*Prompt*: What you return must be the full data, repeated verbatim, with no pictures in it.

*Stored items*:
Content starts
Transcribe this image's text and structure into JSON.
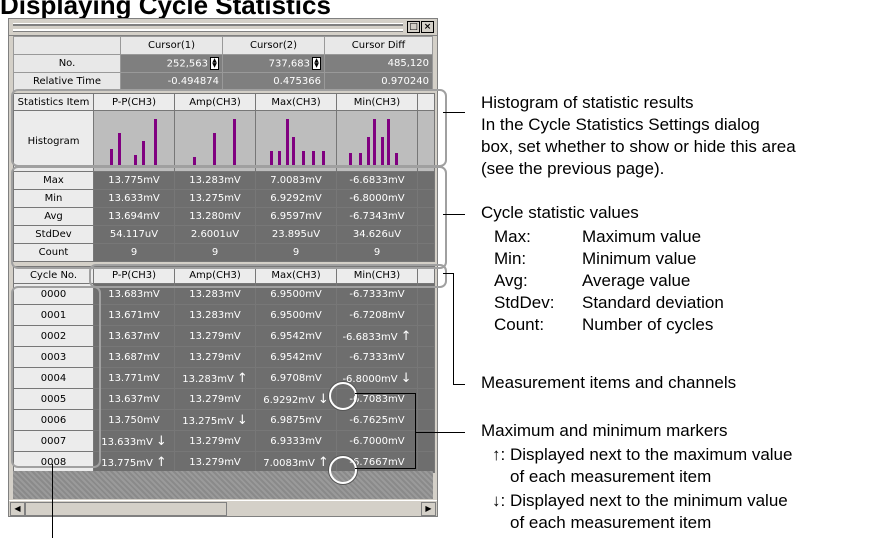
{
  "page_title": "Displaying Cycle Statistics",
  "window": {
    "max_btn": "□",
    "close_btn": "×"
  },
  "cursor_table": {
    "headers": [
      "",
      "Cursor(1)",
      "Cursor(2)",
      "Cursor Diff"
    ],
    "rows": [
      {
        "label": "No.",
        "c1": "252,563",
        "c2": "737,683",
        "diff": "485,120"
      },
      {
        "label": "Relative Time",
        "c1": "-0.494874",
        "c2": "0.475366",
        "diff": "0.970240"
      }
    ]
  },
  "stats": {
    "item_header": "Statistics Item",
    "columns": [
      "P-P(CH3)",
      "Amp(CH3)",
      "Max(CH3)",
      "Min(CH3)"
    ],
    "histogram_label": "Histogram",
    "histogram_color": "#800080",
    "rows": [
      {
        "label": "Max",
        "values": [
          "13.775mV",
          "13.283mV",
          "7.0083mV",
          "-6.6833mV"
        ]
      },
      {
        "label": "Min",
        "values": [
          "13.633mV",
          "13.275mV",
          "6.9292mV",
          "-6.8000mV"
        ]
      },
      {
        "label": "Avg",
        "values": [
          "13.694mV",
          "13.280mV",
          "6.9597mV",
          "-6.7343mV"
        ]
      },
      {
        "label": "StdDev",
        "values": [
          "54.117uV",
          "2.6001uV",
          "23.895uV",
          "34.626uV"
        ]
      },
      {
        "label": "Count",
        "values": [
          "9",
          "9",
          "9",
          "9"
        ]
      }
    ]
  },
  "cycles": {
    "header": "Cycle No.",
    "columns": [
      "P-P(CH3)",
      "Amp(CH3)",
      "Max(CH3)",
      "Min(CH3)"
    ],
    "rows": [
      {
        "no": "0000",
        "values": [
          "13.683mV",
          "13.283mV",
          "6.9500mV",
          "-6.7333mV"
        ],
        "marks": [
          "",
          "",
          "",
          ""
        ]
      },
      {
        "no": "0001",
        "values": [
          "13.671mV",
          "13.283mV",
          "6.9500mV",
          "-6.7208mV"
        ],
        "marks": [
          "",
          "",
          "",
          ""
        ]
      },
      {
        "no": "0002",
        "values": [
          "13.637mV",
          "13.279mV",
          "6.9542mV",
          "-6.6833mV"
        ],
        "marks": [
          "",
          "",
          "",
          "↑"
        ]
      },
      {
        "no": "0003",
        "values": [
          "13.687mV",
          "13.279mV",
          "6.9542mV",
          "-6.7333mV"
        ],
        "marks": [
          "",
          "",
          "",
          ""
        ]
      },
      {
        "no": "0004",
        "values": [
          "13.771mV",
          "13.283mV",
          "6.9708mV",
          "-6.8000mV"
        ],
        "marks": [
          "",
          "↑",
          "",
          "↓"
        ]
      },
      {
        "no": "0005",
        "values": [
          "13.637mV",
          "13.279mV",
          "6.9292mV",
          "-6.7083mV"
        ],
        "marks": [
          "",
          "",
          "↓",
          ""
        ]
      },
      {
        "no": "0006",
        "values": [
          "13.750mV",
          "13.275mV",
          "6.9875mV",
          "-6.7625mV"
        ],
        "marks": [
          "",
          "↓",
          "",
          ""
        ]
      },
      {
        "no": "0007",
        "values": [
          "13.633mV",
          "13.279mV",
          "6.9333mV",
          "-6.7000mV"
        ],
        "marks": [
          "↓",
          "",
          "",
          ""
        ]
      },
      {
        "no": "0008",
        "values": [
          "13.775mV",
          "13.279mV",
          "7.0083mV",
          "-6.7667mV"
        ],
        "marks": [
          "↑",
          "",
          "↑",
          ""
        ]
      }
    ]
  },
  "annotations": {
    "histogram": [
      "Histogram of statistic results",
      "In the Cycle Statistics Settings dialog",
      "box, set whether to show or hide this area",
      "(see the previous page)."
    ],
    "stat_values_title": "Cycle statistic values",
    "stat_defs": [
      {
        "term": "Max:",
        "desc": "Maximum value"
      },
      {
        "term": "Min:",
        "desc": "Minimum value"
      },
      {
        "term": "Avg:",
        "desc": "Average value"
      },
      {
        "term": "StdDev:",
        "desc": "Standard deviation"
      },
      {
        "term": "Count:",
        "desc": "Number of cycles"
      }
    ],
    "measurement": "Measurement items and channels",
    "markers_title": "Maximum and minimum markers",
    "max_marker": [
      "↑: Displayed next to the maximum value",
      "of each measurement item"
    ],
    "min_marker": [
      "↓: Displayed next to the minimum value",
      "of each measurement item"
    ]
  }
}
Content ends
*Reply*:
Transcribe this image's text and structure into JSON.
{
  "page_title": "Displaying Cycle Statistics",
  "window": {
    "max_btn": "□",
    "close_btn": "×"
  },
  "cursor_table": {
    "headers": [
      "",
      "Cursor(1)",
      "Cursor(2)",
      "Cursor Diff"
    ],
    "rows": [
      {
        "label": "No.",
        "c1": "252,563",
        "c2": "737,683",
        "diff": "485,120"
      },
      {
        "label": "Relative Time",
        "c1": "-0.494874",
        "c2": "0.475366",
        "diff": "0.970240"
      }
    ]
  },
  "stats": {
    "item_header": "Statistics Item",
    "columns": [
      "P-P(CH3)",
      "Amp(CH3)",
      "Max(CH3)",
      "Min(CH3)"
    ],
    "histogram_label": "Histogram",
    "histogram_color": "#800080",
    "rows": [
      {
        "label": "Max",
        "values": [
          "13.775mV",
          "13.283mV",
          "7.0083mV",
          "-6.6833mV"
        ]
      },
      {
        "label": "Min",
        "values": [
          "13.633mV",
          "13.275mV",
          "6.9292mV",
          "-6.8000mV"
        ]
      },
      {
        "label": "Avg",
        "values": [
          "13.694mV",
          "13.280mV",
          "6.9597mV",
          "-6.7343mV"
        ]
      },
      {
        "label": "StdDev",
        "values": [
          "54.117uV",
          "2.6001uV",
          "23.895uV",
          "34.626uV"
        ]
      },
      {
        "label": "Count",
        "values": [
          "9",
          "9",
          "9",
          "9"
        ]
      }
    ]
  },
  "cycles": {
    "header": "Cycle No.",
    "columns": [
      "P-P(CH3)",
      "Amp(CH3)",
      "Max(CH3)",
      "Min(CH3)"
    ],
    "rows": [
      {
        "no": "0000",
        "values": [
          "13.683mV",
          "13.283mV",
          "6.9500mV",
          "-6.7333mV"
        ],
        "marks": [
          "",
          "",
          "",
          ""
        ]
      },
      {
        "no": "0001",
        "values": [
          "13.671mV",
          "13.283mV",
          "6.9500mV",
          "-6.7208mV"
        ],
        "marks": [
          "",
          "",
          "",
          ""
        ]
      },
      {
        "no": "0002",
        "values": [
          "13.637mV",
          "13.279mV",
          "6.9542mV",
          "-6.6833mV"
        ],
        "marks": [
          "",
          "",
          "",
          "↑"
        ]
      },
      {
        "no": "0003",
        "values": [
          "13.687mV",
          "13.279mV",
          "6.9542mV",
          "-6.7333mV"
        ],
        "marks": [
          "",
          "",
          "",
          ""
        ]
      },
      {
        "no": "0004",
        "values": [
          "13.771mV",
          "13.283mV",
          "6.9708mV",
          "-6.8000mV"
        ],
        "marks": [
          "",
          "↑",
          "",
          "↓"
        ]
      },
      {
        "no": "0005",
        "values": [
          "13.637mV",
          "13.279mV",
          "6.9292mV",
          "-6.7083mV"
        ],
        "marks": [
          "",
          "",
          "↓",
          ""
        ]
      },
      {
        "no": "0006",
        "values": [
          "13.750mV",
          "13.275mV",
          "6.9875mV",
          "-6.7625mV"
        ],
        "marks": [
          "",
          "↓",
          "",
          ""
        ]
      },
      {
        "no": "0007",
        "values": [
          "13.633mV",
          "13.279mV",
          "6.9333mV",
          "-6.7000mV"
        ],
        "marks": [
          "↓",
          "",
          "",
          ""
        ]
      },
      {
        "no": "0008",
        "values": [
          "13.775mV",
          "13.279mV",
          "7.0083mV",
          "-6.7667mV"
        ],
        "marks": [
          "↑",
          "",
          "↑",
          ""
        ]
      }
    ]
  },
  "annotations": {
    "histogram": [
      "Histogram of statistic results",
      "In the Cycle Statistics Settings dialog",
      "box, set whether to show or hide this area",
      "(see the previous page)."
    ],
    "stat_values_title": "Cycle statistic values",
    "stat_defs": [
      {
        "term": "Max:",
        "desc": "Maximum value"
      },
      {
        "term": "Min:",
        "desc": "Minimum value"
      },
      {
        "term": "Avg:",
        "desc": "Average value"
      },
      {
        "term": "StdDev:",
        "desc": "Standard deviation"
      },
      {
        "term": "Count:",
        "desc": "Number of cycles"
      }
    ],
    "measurement": "Measurement items and channels",
    "markers_title": "Maximum and minimum markers",
    "max_marker": [
      "↑: Displayed next to the maximum value",
      "of each measurement item"
    ],
    "min_marker": [
      "↓: Displayed next to the minimum value",
      "of each measurement item"
    ]
  }
}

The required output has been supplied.